It’s local government election time. You will have seen the billboards, brochures, posters and appeals on your Facebook page and in local newspapers. Candidates have hit the streets, campaigning for a job as mayor, councilor or district health board representative. We can definitely say we are well informed about candidates and their aspirations although some whānau might say it’s too much information. But that should not be an excuse for not paying attention or for not voting.
“This is an important time for Māori to engage in the political process,” says Tā Mark. “By voting now we can shape what will happen in our towns, cities and regions. It’s too easy just to let the opportunity slide by, but it is vital that Māori vote and play an active part in this process.”
Statistics tell us that there was a very low turn-out of Māori voters at the 2010 election across the country and this may be because we don’t take our local council elections as seriously as we do the government elections.
Perhaps we only think of local councils when we need to pay rates, need our roads attended to or when we are seeking our parks and recreations areas to be made more safe or attractive. However, local councils play an important part in our society and have the power to make decisions on local issues, such as environmental policies, funding community projects, town planning and large scale development and building projects, which requires resource consent.
We know that some of our own whānau have put themselves forward for election and are campaigning for one of the council and district health board positions. We congratulate each and every one of them for putting themselves out there.

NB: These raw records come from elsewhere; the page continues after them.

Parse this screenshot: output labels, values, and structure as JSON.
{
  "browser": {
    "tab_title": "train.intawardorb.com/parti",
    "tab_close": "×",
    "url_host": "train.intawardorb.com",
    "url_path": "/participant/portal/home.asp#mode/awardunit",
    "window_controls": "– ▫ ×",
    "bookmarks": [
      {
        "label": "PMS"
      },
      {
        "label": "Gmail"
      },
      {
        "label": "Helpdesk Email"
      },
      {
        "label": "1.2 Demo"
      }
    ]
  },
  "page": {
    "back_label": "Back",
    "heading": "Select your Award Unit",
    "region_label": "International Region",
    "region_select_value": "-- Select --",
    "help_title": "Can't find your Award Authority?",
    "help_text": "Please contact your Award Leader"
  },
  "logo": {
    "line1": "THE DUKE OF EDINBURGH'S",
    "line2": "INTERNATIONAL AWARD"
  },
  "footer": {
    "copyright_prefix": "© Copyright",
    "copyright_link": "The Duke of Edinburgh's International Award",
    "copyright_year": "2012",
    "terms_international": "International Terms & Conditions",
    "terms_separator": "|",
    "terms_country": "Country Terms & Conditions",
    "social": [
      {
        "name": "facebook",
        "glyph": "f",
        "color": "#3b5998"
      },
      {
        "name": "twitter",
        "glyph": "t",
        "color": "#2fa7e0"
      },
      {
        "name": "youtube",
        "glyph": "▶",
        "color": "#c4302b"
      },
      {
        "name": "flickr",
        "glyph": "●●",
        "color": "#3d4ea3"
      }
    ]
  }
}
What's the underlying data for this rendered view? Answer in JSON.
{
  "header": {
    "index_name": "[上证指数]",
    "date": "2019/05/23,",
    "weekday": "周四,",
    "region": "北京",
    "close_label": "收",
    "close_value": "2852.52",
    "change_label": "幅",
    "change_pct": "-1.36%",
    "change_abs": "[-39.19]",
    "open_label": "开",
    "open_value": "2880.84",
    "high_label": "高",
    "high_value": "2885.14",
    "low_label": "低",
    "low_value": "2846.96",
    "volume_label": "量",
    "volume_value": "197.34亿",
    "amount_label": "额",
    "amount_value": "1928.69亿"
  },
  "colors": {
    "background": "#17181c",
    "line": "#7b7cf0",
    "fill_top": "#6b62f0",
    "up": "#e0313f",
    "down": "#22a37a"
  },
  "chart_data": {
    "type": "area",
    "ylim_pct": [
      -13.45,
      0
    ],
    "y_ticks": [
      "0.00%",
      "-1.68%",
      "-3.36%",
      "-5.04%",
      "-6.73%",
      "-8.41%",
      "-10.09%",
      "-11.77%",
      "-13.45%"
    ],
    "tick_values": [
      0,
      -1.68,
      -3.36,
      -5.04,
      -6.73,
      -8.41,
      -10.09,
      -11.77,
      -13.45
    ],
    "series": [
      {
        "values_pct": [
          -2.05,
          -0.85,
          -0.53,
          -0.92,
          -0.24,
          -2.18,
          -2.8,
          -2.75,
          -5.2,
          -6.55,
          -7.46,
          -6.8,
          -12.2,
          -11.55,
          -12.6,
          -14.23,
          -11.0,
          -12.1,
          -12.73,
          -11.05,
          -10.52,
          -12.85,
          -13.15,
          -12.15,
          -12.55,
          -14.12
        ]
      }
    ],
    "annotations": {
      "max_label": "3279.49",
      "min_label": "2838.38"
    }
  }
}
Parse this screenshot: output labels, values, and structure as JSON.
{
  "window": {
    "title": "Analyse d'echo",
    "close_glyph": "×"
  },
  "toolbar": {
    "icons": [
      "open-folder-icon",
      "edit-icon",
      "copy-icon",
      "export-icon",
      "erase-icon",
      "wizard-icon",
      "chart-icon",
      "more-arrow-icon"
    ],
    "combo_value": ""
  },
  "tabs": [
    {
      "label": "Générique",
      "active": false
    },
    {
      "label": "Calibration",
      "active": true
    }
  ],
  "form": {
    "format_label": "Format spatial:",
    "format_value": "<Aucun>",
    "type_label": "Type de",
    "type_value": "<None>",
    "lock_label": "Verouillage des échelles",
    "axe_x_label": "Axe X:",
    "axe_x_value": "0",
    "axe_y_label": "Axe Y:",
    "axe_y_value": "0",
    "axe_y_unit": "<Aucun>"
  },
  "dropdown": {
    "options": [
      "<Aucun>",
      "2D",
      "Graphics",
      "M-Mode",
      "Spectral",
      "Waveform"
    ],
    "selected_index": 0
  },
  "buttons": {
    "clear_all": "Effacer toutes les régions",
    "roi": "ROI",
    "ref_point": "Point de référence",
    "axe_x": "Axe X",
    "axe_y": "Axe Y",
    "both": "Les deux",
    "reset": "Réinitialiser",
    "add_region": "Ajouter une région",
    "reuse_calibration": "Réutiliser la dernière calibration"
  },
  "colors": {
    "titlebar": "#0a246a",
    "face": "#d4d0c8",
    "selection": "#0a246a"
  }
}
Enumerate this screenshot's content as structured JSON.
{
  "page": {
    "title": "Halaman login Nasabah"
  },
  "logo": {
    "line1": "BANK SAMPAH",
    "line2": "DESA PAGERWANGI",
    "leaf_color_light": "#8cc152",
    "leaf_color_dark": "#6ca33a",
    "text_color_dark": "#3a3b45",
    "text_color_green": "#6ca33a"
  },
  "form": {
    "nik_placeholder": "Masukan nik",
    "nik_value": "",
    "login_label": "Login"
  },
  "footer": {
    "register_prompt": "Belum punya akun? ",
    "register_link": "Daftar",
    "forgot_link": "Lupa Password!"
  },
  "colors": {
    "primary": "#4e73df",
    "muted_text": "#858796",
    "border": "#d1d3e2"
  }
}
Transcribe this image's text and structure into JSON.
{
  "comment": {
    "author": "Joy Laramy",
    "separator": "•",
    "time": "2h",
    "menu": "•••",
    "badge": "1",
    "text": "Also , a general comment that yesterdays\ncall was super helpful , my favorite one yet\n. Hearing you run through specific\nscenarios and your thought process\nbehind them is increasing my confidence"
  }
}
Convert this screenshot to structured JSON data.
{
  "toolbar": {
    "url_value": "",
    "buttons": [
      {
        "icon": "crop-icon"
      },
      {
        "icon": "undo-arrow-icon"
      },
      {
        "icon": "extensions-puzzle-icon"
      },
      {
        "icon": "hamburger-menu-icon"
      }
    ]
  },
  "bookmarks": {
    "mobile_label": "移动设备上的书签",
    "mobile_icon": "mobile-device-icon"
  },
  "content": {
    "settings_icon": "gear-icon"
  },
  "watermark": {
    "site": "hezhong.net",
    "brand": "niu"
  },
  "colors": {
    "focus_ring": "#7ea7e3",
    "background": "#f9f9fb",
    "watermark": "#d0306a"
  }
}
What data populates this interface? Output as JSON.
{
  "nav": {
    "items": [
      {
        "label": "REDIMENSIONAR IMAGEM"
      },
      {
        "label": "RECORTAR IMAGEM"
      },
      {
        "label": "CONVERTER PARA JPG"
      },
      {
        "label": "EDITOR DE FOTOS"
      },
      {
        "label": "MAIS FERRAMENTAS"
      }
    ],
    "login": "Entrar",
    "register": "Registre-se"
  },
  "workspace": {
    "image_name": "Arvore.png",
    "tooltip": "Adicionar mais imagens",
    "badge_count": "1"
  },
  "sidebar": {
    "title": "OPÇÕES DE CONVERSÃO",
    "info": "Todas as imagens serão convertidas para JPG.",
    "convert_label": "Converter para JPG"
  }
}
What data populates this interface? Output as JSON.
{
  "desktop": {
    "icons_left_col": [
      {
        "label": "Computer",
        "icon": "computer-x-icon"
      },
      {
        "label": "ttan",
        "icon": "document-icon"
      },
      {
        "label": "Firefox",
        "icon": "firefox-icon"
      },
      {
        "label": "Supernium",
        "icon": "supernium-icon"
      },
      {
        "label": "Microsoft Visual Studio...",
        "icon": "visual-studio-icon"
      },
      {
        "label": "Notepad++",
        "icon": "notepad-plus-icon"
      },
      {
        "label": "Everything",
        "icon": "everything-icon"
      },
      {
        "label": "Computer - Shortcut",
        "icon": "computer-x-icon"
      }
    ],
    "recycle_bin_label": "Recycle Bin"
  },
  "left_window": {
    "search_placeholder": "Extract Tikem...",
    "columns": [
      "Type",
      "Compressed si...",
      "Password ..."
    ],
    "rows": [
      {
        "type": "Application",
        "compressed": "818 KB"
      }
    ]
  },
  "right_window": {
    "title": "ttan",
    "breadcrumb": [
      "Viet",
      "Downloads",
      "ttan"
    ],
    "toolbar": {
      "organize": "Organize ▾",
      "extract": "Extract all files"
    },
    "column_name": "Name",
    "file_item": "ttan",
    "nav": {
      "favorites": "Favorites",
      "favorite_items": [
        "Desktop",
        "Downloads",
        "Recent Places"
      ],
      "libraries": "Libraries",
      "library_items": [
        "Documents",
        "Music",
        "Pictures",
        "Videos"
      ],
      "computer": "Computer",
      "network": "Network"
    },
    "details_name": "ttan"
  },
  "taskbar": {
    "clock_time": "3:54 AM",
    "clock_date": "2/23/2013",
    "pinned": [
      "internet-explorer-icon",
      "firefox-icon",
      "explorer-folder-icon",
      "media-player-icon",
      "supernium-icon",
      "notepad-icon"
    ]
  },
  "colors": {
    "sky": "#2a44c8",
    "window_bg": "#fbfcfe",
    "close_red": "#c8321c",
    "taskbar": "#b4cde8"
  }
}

Your voting papers and further information about each candidate should have arrived in the mailbox this week. Take some time to read the information about the candidates in your area and have a think about how this person can effectively represent you and your whānau. You can make more of a difference in your local area than you might think – so get enthusiastic and get your vote in.